    Of course not everyone in an economic class has the exact same situation or inclinations as everyone else in that class. Bricklayers go to different workplaces than waiters do. Pharmaceutical capi- talists own different property than automotive capitalists. Still, the point of class analysis is that the circumstances and conditions that everyone in a class have in common are great enough and their implications for people’s behaviors are important enough that it is useful to highlight the class collectively in trying to understand the overall dynamics of the economy. 

    So what divides people into classes? As every economist agrees, having fundamentally different ownership relations certainly divides people into different classes. History shows that ownership dramatically affects one’s claims on social product, one’s impact on economic decisions, and one’s interests and motives. Thus, in a capitalist society the conditions shared by all who own some means of production—whether pharmaceutical, automotive, or computer companies—give capitalists sufficiently similar circumstances and motivations for us to usefully talk about their collective (profit- seeking) behavior. It was owning some means of production that made the Rockefellers capitalists and it is the shared (profit- seeking) motives that ownership induces in capitalists that caused Adam Smith to write that “people of the same trade seldom meet together, even for merriment and diversion, but the conversation ends in a conspiracy against the public, or in some contrivance to raise prices.” 

    Yet despite its importance, ownership is not the sole possible basis for class division. Instead, an economy’s division of labor or the role implications of its allocation institutions could also lead to some people sharing conditions systematically different than those shared by others, even with the same ownership situation. 

    In capitalism, virtually every serious analyst calls those who own the means of production “capitalists” and those who own nothing but their ability to work and who must sell that ability for a wage paid to them for doing a rote and subservient job, “workers.” But in going beyond property as a basis for class division, we can also identify a “coordinator class” composed of those who receive a wage for their labors but who, unlike workers, do jobs that have considerable influence over their own and other people’s economic situations and who retain their more empowering jobs largely due to monopolizing certain skills and knowledge. And we can note that the class of workers such as assemblers, waiters, truckers, and janitors, and the class of coordinators such as managers, doctors, lawyers, and engineers, regard one another with opposed interests. And that each also opposes capitalists, though in different ways. 

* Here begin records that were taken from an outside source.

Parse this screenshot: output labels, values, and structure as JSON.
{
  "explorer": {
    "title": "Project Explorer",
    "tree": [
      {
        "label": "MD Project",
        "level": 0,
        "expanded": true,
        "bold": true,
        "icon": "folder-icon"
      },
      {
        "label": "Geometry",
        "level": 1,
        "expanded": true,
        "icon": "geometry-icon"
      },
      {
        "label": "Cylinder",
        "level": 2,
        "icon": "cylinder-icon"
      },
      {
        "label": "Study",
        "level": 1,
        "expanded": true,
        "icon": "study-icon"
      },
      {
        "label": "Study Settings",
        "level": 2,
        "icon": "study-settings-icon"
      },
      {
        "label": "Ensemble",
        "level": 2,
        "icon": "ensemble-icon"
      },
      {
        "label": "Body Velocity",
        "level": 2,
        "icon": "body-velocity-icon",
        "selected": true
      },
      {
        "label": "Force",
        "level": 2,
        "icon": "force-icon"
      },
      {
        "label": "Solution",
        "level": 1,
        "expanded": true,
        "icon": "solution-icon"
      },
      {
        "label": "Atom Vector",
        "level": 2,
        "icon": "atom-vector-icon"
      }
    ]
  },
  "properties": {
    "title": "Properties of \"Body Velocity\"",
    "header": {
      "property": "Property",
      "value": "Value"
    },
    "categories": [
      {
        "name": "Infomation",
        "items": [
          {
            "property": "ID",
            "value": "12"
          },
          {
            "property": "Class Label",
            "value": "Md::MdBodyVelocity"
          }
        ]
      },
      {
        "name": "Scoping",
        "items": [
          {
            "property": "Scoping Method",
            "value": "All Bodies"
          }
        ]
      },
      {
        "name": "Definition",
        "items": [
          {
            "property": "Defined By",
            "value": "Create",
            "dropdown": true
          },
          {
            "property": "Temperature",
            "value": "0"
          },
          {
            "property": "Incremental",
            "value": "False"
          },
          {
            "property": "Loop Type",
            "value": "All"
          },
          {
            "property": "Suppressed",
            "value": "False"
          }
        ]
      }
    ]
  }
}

So, What Is An Economy? 

We have argued that: 

1    An economy is a set of institutions concerned with produc- tion, allocation, and consumption, and including identifiable divisions of labor, norms of remuneration, methods of allocation, and means of decision-making. 

2    Key features are public or private ownership relations; hierarchical or balanced divisions of labor; markets, central, or horizontal planning; and elite or democratic decision- making; each of which can differentiate economic actors into classes whose circumstances give each class shared material interests, assets, and behaviors, opposed to those of other classes. 

3    Different broad types of economies include capitalism, market socialism, centrally planned socialism, bioregion- alism, and what we call participatory economics. While specific instances of each type can have widely varying development, population, political, family, cultural, and other institutions, among other variable characteristics, within any one economic type all instances will at least share the same broad centrally defining economic insti- tutions and derivative class structure. 

4    To study an economic type one should determine its core component institutions and their impact on divisions of labor, modes of remuneration, and distribution of influence over outcomes, and on how all these affect different economic classes. 

5    And finally, to judge a type of economy one should ask how its features and aspects impact on human outcomes and prospects and whether we like the impacts or not.